## Assigned task
Show all lines containing "title" from the data below.

Data entries
____________

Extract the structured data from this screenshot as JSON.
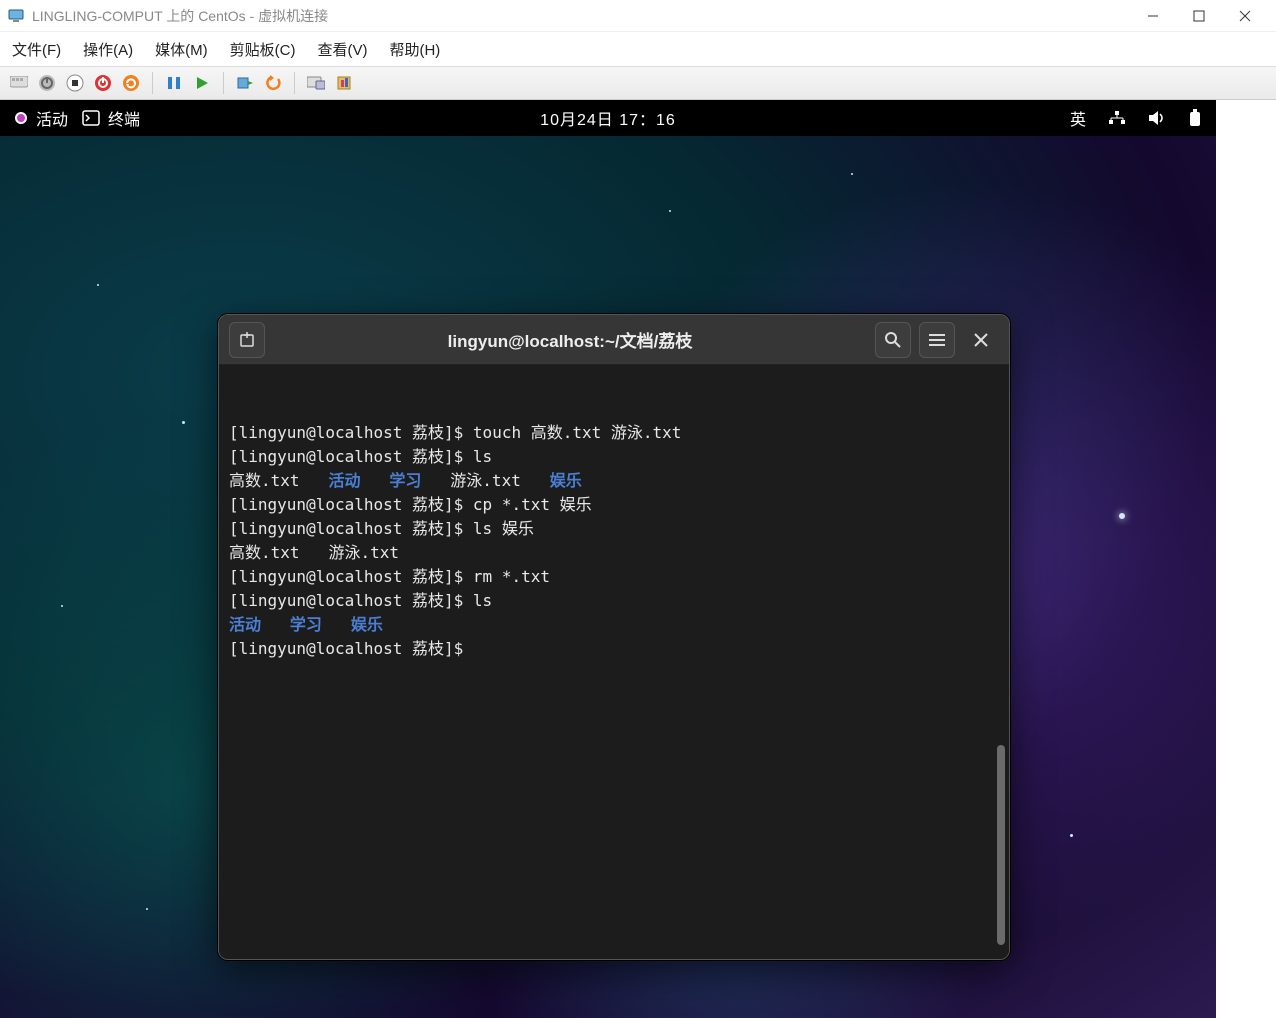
{
  "host_window": {
    "title": "LINGLING-COMPUT 上的 CentOs - 虚拟机连接"
  },
  "menubar": {
    "items": [
      "文件(F)",
      "操作(A)",
      "媒体(M)",
      "剪贴板(C)",
      "查看(V)",
      "帮助(H)"
    ]
  },
  "toolbar_icons": [
    "ctrl-alt-del",
    "power",
    "stop",
    "shutdown",
    "reset",
    "sep",
    "pause",
    "play",
    "sep",
    "checkpoint",
    "revert",
    "sep",
    "enhanced",
    "share"
  ],
  "gnome_topbar": {
    "activities": "活动",
    "app_label": "终端",
    "clock": "10月24日  17：16",
    "input_method": "英"
  },
  "terminal": {
    "title": "lingyun@localhost:~/文档/荔枝",
    "prompt": "[lingyun@localhost 荔枝]$ ",
    "lines": [
      {
        "prompt": "[lingyun@localhost 荔枝]$ ",
        "cmd": "touch 高数.txt 游泳.txt"
      },
      {
        "prompt": "[lingyun@localhost 荔枝]$ ",
        "cmd": "ls"
      },
      {
        "ls": [
          {
            "t": "高数.txt",
            "d": false
          },
          {
            "t": "活动",
            "d": true
          },
          {
            "t": "学习",
            "d": true
          },
          {
            "t": "游泳.txt",
            "d": false
          },
          {
            "t": "娱乐",
            "d": true
          }
        ]
      },
      {
        "prompt": "[lingyun@localhost 荔枝]$ ",
        "cmd": "cp *.txt 娱乐"
      },
      {
        "prompt": "[lingyun@localhost 荔枝]$ ",
        "cmd": "ls 娱乐"
      },
      {
        "ls": [
          {
            "t": "高数.txt",
            "d": false
          },
          {
            "t": "游泳.txt",
            "d": false
          }
        ]
      },
      {
        "prompt": "[lingyun@localhost 荔枝]$ ",
        "cmd": "rm *.txt"
      },
      {
        "prompt": "[lingyun@localhost 荔枝]$ ",
        "cmd": "ls"
      },
      {
        "ls": [
          {
            "t": "活动",
            "d": true
          },
          {
            "t": "学习",
            "d": true
          },
          {
            "t": "娱乐",
            "d": true
          }
        ]
      },
      {
        "prompt": "[lingyun@localhost 荔枝]$ ",
        "cmd": ""
      }
    ]
  }
}
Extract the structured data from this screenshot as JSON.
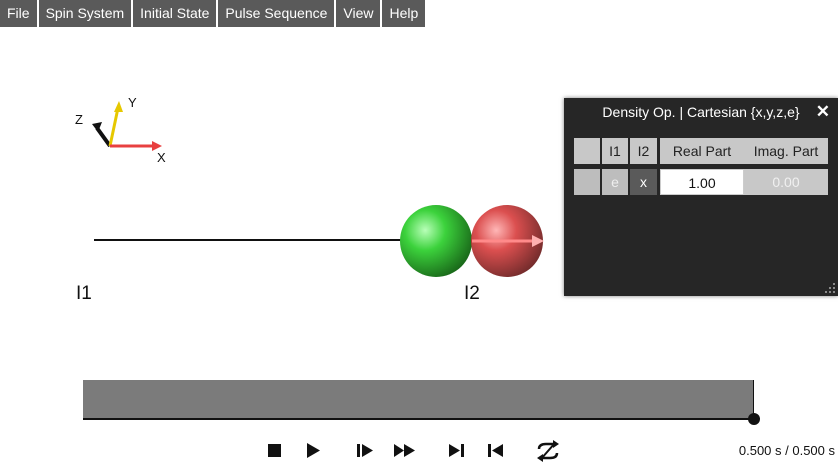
{
  "menu": {
    "items": [
      {
        "label": "File"
      },
      {
        "label": "Spin System"
      },
      {
        "label": "Initial State"
      },
      {
        "label": "Pulse Sequence"
      },
      {
        "label": "View"
      },
      {
        "label": "Help"
      }
    ]
  },
  "axes": {
    "x": "X",
    "y": "Y",
    "z": "Z"
  },
  "spins": {
    "i1_label": "I1",
    "i2_label": "I2"
  },
  "density_panel": {
    "title": "Density Op. | Cartesian {x,y,z,e}",
    "close_symbol": "✕",
    "columns": {
      "i1": "I1",
      "i2": "I2",
      "real": "Real Part",
      "imag": "Imag. Part"
    },
    "rows": [
      {
        "i1": "e",
        "i2": "x",
        "real": "1.00",
        "imag": "0.00"
      }
    ]
  },
  "timeline": {
    "progress_fraction": 1.0,
    "time_readout": "0.500 s / 0.500 s"
  },
  "controls": {
    "stop": "stop-icon",
    "play": "play-icon",
    "step_forward": "step-forward-icon",
    "fast_forward": "fast-forward-icon",
    "skip_to_end": "skip-to-end-icon",
    "skip_to_start": "skip-to-start-icon",
    "loop": "loop-icon"
  },
  "colors": {
    "menu_bg": "#5a5a5a",
    "panel_bg": "#262626",
    "spin1": "#3cc83c",
    "spin2": "#d23a3a",
    "timeline_bg": "#7b7b7b"
  }
}
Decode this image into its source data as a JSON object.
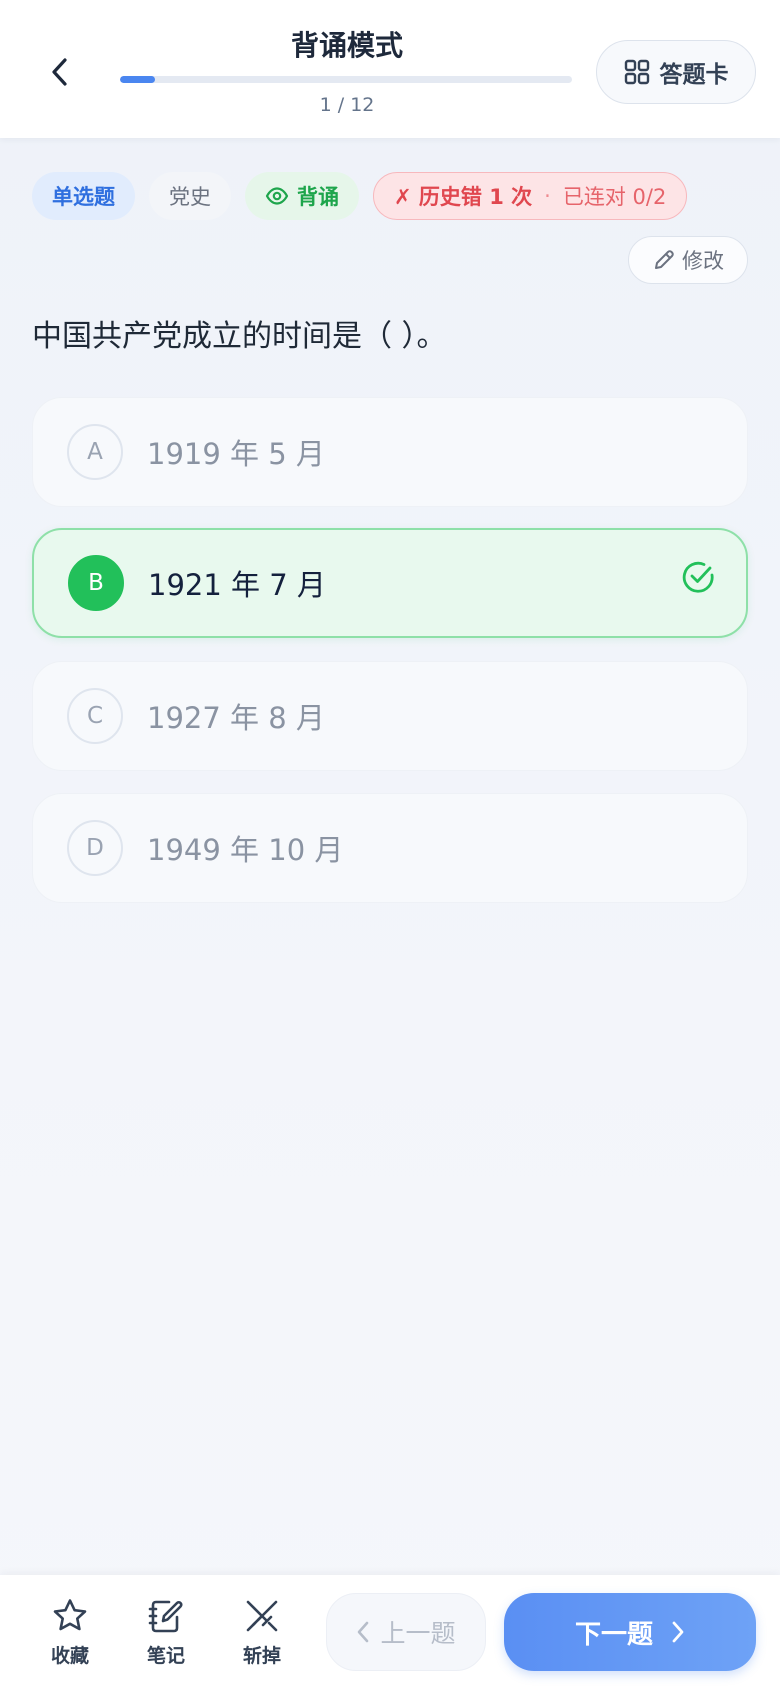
{
  "header": {
    "title": "背诵模式",
    "progress_text": "1 / 12",
    "progress_fraction": 0.077,
    "answer_card_label": "答题卡"
  },
  "tags": {
    "type": "单选题",
    "subject": "党史",
    "mode": "背诵",
    "error_main": "✗ 历史错 1 次",
    "error_dot": "·",
    "error_streak": "已连对 0/2"
  },
  "edit_label": "修改",
  "question": "中国共产党成立的时间是（ ）。",
  "options": [
    {
      "letter": "A",
      "text": "1919 年 5 月"
    },
    {
      "letter": "B",
      "text": "1921 年 7 月"
    },
    {
      "letter": "C",
      "text": "1927 年 8 月"
    },
    {
      "letter": "D",
      "text": "1949 年 10 月"
    }
  ],
  "correct_option": "B",
  "bottom": {
    "favorite_label": "收藏",
    "note_label": "笔记",
    "remove_label": "斩掉",
    "prev_label": "上一题",
    "next_label": "下一题"
  },
  "colors": {
    "accent": "#4a86f0",
    "correct": "#22c05a",
    "error": "#e0474f"
  }
}
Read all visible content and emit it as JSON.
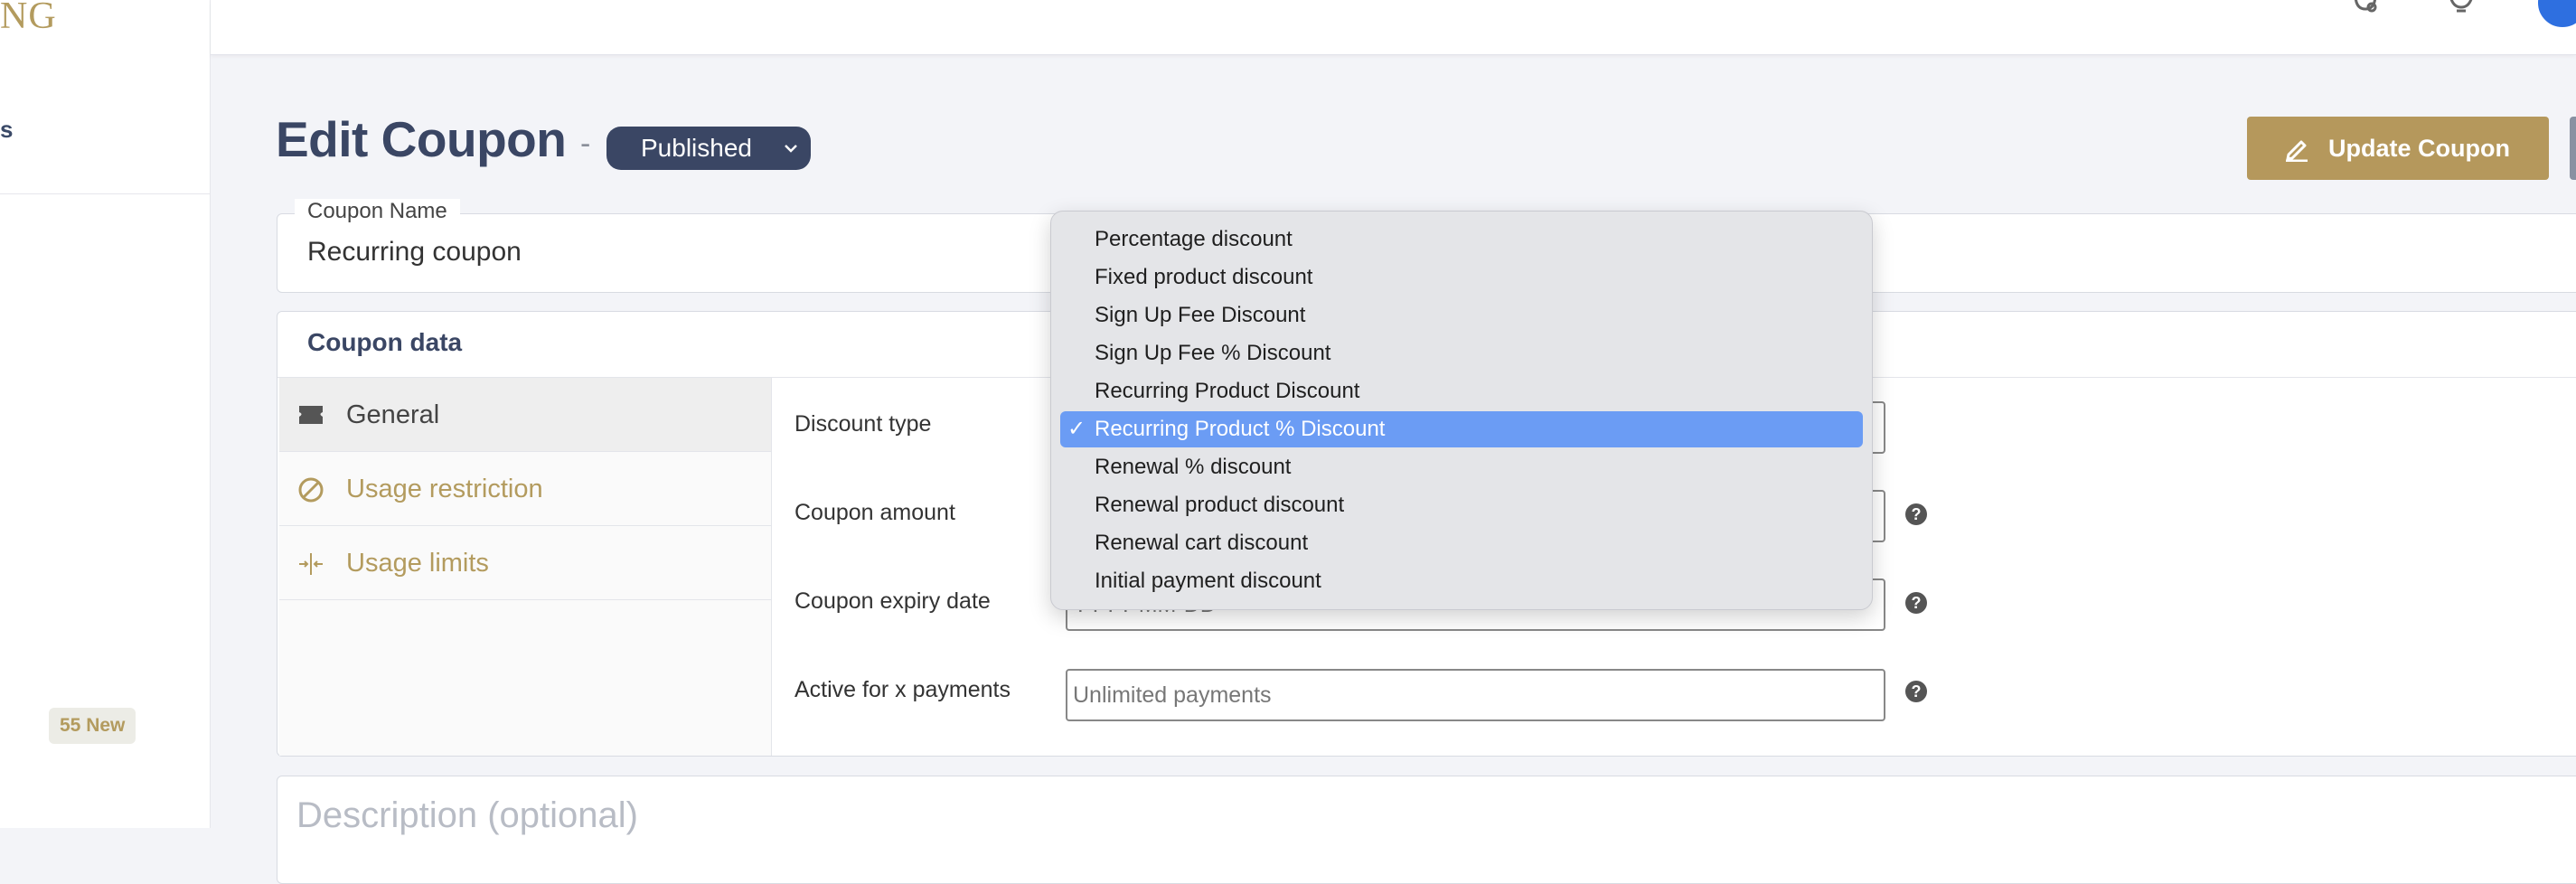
{
  "sidebar": {
    "logo_text": "NG",
    "nav_fragment": "s",
    "badge": "55 New"
  },
  "header": {
    "title": "Edit Coupon",
    "separator": "-",
    "status": "Published",
    "update_button": "Update Coupon"
  },
  "coupon_name": {
    "label": "Coupon Name",
    "value": "Recurring coupon"
  },
  "coupon_data": {
    "title": "Coupon data",
    "tabs": [
      {
        "label": "General",
        "icon": "ticket-icon"
      },
      {
        "label": "Usage restriction",
        "icon": "ban-icon"
      },
      {
        "label": "Usage limits",
        "icon": "arrows-in-icon"
      }
    ],
    "fields": {
      "discount_type": {
        "label": "Discount type"
      },
      "coupon_amount": {
        "label": "Coupon amount"
      },
      "expiry_date": {
        "label": "Coupon expiry date",
        "placeholder": "YYYY-MM-DD"
      },
      "active_payments": {
        "label": "Active for x payments",
        "placeholder": "Unlimited payments"
      }
    },
    "help_glyph": "?"
  },
  "description": {
    "placeholder": "Description (optional)"
  },
  "discount_dropdown": {
    "selected_index": 5,
    "check_glyph": "✓",
    "options": [
      "Percentage discount",
      "Fixed product discount",
      "Sign Up Fee Discount",
      "Sign Up Fee % Discount",
      "Recurring Product Discount",
      "Recurring Product % Discount",
      "Renewal % discount",
      "Renewal product discount",
      "Renewal cart discount",
      "Initial payment discount"
    ]
  },
  "colors": {
    "accent_gold": "#b5985c",
    "navy": "#3a4664",
    "selection_blue": "#6b9cf4"
  }
}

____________

## Written response
    "title": "LINGLING-COMPUT 上的 CentOs - 虚拟机连接"
    "title": "lingyun@localhost:~/文档/荔枝",
    "title": "Density Op. | Cartesian {x,y,z,e}",
    "title": "背诵模式",
    "title": "Edit Coupon",
    "title": "Coupon data",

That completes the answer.